WORK INSTRUCTIONS:
In the data below, locate each line with the word "title" and list it.

┌─ MATERIAL SHOWN

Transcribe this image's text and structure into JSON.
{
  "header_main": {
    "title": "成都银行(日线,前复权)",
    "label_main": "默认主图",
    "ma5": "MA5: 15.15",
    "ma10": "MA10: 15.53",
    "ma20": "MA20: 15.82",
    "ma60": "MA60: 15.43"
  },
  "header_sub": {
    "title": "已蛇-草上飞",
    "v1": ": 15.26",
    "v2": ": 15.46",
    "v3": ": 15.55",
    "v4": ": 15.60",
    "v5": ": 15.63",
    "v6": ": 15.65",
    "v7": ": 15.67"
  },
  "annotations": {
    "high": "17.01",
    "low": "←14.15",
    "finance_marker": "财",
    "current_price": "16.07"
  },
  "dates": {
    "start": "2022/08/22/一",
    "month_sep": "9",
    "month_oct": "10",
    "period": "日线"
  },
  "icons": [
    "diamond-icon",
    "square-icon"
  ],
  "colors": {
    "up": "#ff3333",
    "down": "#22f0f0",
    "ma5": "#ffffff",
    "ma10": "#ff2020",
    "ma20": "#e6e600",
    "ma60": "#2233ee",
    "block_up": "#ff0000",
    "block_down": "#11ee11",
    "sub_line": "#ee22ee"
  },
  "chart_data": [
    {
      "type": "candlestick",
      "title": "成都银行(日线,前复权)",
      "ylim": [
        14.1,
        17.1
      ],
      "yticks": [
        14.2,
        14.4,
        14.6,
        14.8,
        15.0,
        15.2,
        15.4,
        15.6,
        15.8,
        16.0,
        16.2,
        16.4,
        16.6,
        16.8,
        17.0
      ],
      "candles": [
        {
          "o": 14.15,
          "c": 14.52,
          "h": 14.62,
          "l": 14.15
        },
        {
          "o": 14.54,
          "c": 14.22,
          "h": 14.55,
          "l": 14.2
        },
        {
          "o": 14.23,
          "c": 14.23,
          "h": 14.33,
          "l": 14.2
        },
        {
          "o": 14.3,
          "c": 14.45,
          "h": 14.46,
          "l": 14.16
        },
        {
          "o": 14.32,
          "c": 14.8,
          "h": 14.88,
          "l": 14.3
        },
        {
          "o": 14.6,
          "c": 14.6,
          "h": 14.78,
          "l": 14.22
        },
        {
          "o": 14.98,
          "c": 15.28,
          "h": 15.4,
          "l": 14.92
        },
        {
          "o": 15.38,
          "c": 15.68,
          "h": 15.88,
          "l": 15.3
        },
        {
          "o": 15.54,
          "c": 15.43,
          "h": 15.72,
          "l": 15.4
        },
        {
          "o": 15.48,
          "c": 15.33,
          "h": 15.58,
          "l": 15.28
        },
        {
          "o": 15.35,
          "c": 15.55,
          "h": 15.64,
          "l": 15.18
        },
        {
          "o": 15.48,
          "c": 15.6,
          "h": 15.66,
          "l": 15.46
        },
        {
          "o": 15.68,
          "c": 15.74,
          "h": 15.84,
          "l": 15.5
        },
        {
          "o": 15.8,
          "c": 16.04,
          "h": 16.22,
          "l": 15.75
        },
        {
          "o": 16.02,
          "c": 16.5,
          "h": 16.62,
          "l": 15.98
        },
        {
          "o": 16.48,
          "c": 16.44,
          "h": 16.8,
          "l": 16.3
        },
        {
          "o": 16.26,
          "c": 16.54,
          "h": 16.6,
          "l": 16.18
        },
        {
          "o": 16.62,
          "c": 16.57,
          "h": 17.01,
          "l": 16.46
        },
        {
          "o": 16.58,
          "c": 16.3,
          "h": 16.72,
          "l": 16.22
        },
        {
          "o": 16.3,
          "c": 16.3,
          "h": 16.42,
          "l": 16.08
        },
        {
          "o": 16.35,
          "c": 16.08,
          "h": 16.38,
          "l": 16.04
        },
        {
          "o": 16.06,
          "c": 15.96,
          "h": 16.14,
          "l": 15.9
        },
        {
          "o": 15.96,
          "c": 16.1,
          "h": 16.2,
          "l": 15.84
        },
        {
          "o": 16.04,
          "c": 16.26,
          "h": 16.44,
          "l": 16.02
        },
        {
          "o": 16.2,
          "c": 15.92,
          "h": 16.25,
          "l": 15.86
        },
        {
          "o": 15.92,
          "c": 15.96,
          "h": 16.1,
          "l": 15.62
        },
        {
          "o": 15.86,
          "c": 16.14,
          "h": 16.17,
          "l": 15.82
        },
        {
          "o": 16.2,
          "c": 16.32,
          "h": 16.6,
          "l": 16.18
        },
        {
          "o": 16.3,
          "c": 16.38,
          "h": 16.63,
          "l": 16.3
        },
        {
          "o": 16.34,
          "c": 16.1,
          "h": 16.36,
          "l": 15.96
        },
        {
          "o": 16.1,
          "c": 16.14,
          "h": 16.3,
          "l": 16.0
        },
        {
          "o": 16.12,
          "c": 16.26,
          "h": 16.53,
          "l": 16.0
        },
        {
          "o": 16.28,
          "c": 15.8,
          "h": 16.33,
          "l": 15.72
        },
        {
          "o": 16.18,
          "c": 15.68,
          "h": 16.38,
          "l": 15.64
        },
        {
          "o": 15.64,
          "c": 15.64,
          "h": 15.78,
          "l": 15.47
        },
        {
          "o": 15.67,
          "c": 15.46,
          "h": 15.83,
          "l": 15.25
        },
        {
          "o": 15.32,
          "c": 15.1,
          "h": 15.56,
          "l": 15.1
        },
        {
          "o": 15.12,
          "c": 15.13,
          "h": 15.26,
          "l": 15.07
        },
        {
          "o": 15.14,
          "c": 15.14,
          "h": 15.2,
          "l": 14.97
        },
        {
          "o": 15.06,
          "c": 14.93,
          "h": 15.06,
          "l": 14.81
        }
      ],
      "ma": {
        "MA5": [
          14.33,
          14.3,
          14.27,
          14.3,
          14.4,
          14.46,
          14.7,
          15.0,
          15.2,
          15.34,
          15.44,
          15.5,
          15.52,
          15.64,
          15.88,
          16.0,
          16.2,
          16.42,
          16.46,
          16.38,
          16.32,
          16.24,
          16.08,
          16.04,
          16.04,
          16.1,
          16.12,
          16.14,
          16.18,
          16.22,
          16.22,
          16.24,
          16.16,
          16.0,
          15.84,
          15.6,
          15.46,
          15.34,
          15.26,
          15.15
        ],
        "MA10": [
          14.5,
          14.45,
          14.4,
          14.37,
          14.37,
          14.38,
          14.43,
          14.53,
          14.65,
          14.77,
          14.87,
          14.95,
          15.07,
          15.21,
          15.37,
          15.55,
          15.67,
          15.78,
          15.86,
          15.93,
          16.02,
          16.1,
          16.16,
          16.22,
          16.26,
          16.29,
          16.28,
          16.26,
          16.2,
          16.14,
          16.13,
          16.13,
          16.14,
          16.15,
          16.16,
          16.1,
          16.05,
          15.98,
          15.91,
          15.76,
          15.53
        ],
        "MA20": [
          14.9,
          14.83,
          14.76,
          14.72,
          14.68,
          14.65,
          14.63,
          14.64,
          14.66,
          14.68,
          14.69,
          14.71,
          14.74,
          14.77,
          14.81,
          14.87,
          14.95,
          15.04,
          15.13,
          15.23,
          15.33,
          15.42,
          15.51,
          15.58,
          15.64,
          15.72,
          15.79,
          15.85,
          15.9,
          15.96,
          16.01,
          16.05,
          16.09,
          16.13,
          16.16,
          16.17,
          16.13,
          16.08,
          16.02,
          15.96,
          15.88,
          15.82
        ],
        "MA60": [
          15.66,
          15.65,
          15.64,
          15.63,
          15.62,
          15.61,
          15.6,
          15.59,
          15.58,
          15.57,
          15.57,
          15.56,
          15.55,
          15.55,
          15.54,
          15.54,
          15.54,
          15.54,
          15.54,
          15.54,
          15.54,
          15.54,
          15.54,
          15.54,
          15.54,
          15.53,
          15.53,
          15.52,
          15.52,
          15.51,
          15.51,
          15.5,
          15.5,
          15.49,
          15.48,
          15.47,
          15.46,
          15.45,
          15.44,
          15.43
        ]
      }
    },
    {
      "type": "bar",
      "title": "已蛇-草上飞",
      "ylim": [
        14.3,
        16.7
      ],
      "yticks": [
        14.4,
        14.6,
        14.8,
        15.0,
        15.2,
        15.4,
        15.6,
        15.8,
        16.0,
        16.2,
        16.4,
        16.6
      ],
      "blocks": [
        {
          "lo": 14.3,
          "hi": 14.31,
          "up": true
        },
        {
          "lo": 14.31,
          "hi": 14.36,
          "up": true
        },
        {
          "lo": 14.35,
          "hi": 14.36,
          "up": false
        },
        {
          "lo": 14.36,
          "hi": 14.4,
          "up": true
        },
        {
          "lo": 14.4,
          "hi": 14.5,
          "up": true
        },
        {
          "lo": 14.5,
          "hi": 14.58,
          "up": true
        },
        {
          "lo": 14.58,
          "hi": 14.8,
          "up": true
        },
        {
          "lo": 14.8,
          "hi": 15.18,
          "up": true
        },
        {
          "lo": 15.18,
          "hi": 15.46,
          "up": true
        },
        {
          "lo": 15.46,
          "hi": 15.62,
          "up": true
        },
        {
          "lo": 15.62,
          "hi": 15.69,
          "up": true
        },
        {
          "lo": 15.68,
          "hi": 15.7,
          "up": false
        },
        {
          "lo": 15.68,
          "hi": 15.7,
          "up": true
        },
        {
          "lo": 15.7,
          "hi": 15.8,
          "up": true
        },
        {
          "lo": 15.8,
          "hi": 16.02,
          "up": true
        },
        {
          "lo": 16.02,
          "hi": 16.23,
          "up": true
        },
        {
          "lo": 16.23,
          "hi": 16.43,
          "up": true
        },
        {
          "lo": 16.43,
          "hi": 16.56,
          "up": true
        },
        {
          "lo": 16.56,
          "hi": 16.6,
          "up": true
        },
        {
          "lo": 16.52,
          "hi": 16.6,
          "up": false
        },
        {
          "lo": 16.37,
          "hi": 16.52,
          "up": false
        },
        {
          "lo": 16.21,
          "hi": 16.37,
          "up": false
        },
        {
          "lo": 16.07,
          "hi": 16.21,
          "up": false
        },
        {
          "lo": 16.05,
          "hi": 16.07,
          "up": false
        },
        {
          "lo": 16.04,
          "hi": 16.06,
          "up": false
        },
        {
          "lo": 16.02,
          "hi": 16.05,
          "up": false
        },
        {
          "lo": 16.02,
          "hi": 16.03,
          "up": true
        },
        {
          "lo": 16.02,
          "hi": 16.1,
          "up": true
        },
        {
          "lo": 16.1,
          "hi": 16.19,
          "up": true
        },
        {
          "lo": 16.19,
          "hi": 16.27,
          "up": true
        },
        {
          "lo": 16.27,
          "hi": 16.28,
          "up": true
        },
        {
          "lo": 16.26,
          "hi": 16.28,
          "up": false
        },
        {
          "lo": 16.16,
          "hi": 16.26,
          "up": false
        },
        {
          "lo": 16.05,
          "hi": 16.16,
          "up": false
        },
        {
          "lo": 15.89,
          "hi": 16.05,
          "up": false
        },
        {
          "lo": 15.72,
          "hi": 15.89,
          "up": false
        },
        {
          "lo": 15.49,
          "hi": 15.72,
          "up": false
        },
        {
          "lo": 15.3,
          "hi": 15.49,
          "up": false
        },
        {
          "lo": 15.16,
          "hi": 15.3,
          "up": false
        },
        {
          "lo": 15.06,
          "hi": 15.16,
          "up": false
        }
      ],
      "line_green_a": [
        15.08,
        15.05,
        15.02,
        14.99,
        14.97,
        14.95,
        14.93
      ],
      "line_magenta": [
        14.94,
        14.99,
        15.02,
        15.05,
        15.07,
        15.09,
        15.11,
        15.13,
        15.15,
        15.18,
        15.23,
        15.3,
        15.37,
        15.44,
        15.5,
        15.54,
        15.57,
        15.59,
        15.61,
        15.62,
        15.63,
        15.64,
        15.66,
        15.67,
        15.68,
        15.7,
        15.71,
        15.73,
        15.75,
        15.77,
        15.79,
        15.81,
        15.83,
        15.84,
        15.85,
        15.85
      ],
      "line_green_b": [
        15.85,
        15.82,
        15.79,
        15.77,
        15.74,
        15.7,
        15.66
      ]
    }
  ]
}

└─

PROBLEM SOLUTION:
    "title": "成都银行(日线,前复权)",
    "title": "已蛇-草上飞",
      "title": "成都银行(日线,前复权)",
      "title": "已蛇-草上飞",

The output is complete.